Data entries

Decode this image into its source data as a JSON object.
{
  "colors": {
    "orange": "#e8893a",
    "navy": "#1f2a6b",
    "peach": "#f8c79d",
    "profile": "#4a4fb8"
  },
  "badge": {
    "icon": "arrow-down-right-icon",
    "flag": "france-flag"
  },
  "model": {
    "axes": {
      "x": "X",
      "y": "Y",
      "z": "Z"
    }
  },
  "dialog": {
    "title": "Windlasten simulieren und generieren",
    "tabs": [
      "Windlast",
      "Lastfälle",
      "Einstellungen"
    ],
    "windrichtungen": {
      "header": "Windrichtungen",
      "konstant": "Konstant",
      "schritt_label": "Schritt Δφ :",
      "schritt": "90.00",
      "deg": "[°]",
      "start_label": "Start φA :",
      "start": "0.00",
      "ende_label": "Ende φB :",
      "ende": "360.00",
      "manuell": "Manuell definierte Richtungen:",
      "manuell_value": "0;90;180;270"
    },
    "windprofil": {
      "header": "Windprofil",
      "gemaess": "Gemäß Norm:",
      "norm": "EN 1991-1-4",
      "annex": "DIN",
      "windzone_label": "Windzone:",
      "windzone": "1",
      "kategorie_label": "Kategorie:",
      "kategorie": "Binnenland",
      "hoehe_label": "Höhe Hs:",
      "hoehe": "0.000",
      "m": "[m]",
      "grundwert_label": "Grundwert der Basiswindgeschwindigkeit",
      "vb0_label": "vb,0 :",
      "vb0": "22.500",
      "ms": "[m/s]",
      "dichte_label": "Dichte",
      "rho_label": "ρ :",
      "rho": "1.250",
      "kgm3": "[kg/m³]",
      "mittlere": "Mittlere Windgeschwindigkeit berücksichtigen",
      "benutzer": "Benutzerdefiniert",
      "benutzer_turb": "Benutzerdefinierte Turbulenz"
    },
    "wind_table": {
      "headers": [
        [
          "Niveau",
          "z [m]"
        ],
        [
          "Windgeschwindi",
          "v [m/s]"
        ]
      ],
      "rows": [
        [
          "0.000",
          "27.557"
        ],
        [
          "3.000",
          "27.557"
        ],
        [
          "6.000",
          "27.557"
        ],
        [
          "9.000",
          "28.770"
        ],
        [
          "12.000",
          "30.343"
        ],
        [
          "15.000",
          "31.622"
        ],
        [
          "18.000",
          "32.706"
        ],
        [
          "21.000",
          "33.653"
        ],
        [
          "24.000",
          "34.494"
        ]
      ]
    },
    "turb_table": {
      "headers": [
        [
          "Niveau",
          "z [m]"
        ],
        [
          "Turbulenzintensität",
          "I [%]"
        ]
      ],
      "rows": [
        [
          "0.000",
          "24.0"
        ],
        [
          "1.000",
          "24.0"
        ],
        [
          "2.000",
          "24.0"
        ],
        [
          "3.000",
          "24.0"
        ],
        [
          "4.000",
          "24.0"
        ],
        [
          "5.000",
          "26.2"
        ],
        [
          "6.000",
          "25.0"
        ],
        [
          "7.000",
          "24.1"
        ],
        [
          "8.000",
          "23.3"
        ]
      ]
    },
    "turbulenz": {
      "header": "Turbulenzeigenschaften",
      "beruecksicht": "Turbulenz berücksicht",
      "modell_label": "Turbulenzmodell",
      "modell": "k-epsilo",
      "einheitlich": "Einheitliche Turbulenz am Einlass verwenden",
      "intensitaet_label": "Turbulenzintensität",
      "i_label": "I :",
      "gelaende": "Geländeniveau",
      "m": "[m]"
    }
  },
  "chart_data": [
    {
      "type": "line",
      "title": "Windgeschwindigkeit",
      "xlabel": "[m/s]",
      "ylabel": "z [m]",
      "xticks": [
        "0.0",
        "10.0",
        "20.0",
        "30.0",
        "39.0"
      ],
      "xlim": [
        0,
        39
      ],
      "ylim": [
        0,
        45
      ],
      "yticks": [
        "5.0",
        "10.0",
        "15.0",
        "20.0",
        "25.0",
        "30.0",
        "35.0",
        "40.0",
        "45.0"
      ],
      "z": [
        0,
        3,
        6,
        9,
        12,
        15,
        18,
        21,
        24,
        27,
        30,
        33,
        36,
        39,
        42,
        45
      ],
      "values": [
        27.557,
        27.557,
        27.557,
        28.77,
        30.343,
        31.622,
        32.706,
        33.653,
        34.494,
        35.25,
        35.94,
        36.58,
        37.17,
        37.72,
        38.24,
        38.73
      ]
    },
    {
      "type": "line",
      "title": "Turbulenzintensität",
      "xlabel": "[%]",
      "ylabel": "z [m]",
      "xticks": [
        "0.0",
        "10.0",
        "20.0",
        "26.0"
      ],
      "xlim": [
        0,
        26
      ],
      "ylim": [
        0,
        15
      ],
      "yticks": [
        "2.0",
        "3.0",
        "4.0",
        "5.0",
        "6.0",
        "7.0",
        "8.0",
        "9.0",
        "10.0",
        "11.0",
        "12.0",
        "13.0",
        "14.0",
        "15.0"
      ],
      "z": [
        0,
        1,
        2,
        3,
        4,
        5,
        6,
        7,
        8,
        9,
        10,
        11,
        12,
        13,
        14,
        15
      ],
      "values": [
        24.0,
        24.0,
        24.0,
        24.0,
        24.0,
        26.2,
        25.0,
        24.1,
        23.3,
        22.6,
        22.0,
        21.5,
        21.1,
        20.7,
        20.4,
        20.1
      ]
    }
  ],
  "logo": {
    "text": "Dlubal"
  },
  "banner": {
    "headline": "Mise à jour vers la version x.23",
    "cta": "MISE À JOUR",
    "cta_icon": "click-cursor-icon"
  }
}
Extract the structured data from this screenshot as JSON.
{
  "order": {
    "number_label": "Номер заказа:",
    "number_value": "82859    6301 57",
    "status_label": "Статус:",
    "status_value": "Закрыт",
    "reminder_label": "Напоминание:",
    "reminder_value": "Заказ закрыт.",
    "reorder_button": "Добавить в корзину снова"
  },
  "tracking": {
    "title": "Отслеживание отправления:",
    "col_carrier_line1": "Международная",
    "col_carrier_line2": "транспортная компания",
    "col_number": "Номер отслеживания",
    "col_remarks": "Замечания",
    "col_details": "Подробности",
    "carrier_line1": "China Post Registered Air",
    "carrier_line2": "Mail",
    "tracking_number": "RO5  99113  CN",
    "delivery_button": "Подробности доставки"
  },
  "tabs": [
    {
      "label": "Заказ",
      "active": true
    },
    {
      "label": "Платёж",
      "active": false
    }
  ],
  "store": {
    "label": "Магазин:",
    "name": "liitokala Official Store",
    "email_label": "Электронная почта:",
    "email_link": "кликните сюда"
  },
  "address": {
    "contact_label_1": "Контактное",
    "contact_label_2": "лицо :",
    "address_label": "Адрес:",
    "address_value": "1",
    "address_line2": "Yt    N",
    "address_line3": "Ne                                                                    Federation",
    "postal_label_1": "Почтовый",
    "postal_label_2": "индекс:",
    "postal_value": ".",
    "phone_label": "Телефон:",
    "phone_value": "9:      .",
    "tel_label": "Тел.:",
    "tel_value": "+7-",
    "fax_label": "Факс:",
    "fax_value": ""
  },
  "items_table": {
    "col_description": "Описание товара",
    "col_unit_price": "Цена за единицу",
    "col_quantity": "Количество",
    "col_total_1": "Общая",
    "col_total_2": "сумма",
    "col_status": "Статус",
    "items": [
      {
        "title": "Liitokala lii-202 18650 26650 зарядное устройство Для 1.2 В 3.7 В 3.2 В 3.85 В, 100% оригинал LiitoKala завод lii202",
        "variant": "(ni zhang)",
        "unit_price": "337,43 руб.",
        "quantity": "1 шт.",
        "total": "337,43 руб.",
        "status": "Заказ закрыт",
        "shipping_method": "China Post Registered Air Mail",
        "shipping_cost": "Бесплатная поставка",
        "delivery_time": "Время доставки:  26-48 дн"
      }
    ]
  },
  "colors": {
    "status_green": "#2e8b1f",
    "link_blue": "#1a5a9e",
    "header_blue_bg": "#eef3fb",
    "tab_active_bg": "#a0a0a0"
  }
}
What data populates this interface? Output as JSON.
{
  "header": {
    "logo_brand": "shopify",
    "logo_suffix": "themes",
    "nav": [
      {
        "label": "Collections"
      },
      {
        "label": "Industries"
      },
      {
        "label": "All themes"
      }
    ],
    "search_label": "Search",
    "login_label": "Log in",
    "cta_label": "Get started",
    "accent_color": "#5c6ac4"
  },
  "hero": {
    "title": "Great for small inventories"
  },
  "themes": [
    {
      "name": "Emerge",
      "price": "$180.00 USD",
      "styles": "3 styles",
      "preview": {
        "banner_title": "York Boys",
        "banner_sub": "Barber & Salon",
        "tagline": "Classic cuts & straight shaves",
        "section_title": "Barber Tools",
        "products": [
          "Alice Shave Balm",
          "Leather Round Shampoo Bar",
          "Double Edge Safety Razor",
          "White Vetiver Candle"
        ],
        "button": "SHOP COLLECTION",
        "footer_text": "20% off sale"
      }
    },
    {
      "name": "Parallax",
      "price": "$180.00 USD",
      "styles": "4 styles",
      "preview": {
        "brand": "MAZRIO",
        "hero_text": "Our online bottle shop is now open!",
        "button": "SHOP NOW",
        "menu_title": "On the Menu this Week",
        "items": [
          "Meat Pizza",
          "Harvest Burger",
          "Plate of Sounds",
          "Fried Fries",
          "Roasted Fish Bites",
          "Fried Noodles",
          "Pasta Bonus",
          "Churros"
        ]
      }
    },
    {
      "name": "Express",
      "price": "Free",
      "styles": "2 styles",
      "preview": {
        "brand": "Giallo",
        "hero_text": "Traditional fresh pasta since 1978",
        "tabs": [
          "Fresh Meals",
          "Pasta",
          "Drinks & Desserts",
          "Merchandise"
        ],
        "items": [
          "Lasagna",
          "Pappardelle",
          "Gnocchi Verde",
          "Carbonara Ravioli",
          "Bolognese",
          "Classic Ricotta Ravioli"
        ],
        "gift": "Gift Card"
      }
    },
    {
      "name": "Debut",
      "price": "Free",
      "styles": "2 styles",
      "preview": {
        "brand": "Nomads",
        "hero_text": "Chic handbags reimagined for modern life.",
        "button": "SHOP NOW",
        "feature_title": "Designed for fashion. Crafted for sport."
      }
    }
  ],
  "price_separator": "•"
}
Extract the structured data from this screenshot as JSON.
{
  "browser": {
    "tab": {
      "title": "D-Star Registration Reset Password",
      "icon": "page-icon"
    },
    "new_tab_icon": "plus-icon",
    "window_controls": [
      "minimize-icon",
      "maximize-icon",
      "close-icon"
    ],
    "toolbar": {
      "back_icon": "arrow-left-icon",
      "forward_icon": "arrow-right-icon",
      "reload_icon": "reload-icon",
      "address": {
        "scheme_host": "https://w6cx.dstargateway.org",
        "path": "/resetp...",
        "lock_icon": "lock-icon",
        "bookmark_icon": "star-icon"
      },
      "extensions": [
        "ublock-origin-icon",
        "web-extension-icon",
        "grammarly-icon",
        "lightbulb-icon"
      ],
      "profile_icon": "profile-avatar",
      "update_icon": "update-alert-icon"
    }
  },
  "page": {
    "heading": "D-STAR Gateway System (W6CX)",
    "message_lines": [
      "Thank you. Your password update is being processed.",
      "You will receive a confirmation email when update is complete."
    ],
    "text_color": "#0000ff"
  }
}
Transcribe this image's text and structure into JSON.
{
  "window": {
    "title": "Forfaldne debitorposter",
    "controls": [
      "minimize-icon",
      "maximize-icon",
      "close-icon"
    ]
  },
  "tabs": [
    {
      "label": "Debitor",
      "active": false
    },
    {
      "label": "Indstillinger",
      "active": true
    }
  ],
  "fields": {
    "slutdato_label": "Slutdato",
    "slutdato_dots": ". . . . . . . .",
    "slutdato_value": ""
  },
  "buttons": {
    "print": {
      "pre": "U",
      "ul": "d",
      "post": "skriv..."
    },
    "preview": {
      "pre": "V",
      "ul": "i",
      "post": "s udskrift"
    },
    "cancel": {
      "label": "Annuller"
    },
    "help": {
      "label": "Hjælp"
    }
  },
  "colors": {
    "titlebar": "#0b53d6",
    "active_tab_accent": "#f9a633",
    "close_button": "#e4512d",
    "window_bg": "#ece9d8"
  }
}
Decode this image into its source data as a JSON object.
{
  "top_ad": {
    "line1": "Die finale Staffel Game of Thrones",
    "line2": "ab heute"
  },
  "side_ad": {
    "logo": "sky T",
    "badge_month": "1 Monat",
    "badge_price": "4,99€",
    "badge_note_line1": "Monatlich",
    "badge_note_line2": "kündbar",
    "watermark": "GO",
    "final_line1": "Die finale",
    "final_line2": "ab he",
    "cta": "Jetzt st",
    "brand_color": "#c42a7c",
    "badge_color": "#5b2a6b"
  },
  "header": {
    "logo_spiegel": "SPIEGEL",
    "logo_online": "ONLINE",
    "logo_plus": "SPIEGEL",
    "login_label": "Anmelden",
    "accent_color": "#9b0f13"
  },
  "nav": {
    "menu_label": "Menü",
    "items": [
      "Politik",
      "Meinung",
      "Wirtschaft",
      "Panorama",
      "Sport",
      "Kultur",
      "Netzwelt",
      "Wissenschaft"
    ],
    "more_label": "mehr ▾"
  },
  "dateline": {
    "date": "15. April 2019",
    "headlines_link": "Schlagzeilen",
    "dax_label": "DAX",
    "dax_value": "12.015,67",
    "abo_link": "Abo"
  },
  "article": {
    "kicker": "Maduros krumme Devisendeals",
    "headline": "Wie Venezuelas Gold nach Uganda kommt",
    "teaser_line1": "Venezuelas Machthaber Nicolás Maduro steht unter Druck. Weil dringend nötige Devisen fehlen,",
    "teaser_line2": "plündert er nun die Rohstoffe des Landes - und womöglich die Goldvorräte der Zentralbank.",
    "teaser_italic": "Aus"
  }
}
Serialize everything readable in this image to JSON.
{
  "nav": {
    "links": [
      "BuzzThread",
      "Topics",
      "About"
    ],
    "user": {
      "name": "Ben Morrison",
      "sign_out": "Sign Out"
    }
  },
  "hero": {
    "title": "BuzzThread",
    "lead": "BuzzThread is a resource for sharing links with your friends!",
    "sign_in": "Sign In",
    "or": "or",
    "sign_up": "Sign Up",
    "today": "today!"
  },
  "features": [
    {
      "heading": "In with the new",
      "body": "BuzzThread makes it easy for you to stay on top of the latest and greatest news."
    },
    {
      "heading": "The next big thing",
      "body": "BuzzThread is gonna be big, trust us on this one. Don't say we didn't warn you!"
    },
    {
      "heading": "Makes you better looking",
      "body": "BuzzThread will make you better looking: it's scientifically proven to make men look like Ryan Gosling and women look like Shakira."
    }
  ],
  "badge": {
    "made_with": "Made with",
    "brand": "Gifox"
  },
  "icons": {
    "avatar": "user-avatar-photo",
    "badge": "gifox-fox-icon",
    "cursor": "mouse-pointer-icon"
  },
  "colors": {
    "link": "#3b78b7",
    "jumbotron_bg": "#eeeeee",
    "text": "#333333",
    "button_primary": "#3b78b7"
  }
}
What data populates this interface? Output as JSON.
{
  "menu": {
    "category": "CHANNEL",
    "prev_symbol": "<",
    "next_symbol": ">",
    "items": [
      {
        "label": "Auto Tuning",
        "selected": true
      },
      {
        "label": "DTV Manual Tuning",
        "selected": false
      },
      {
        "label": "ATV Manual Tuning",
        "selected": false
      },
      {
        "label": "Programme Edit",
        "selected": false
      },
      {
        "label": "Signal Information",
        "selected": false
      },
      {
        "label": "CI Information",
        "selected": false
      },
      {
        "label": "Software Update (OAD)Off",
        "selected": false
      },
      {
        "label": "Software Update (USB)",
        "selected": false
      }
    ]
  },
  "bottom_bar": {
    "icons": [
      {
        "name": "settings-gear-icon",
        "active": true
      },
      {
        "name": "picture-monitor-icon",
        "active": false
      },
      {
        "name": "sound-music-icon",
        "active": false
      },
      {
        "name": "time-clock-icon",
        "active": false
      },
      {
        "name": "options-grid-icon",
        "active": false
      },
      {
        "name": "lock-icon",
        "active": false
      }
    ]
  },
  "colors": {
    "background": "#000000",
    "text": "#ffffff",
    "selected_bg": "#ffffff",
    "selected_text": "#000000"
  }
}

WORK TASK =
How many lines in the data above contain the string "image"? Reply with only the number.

RESPONSE AREA =
4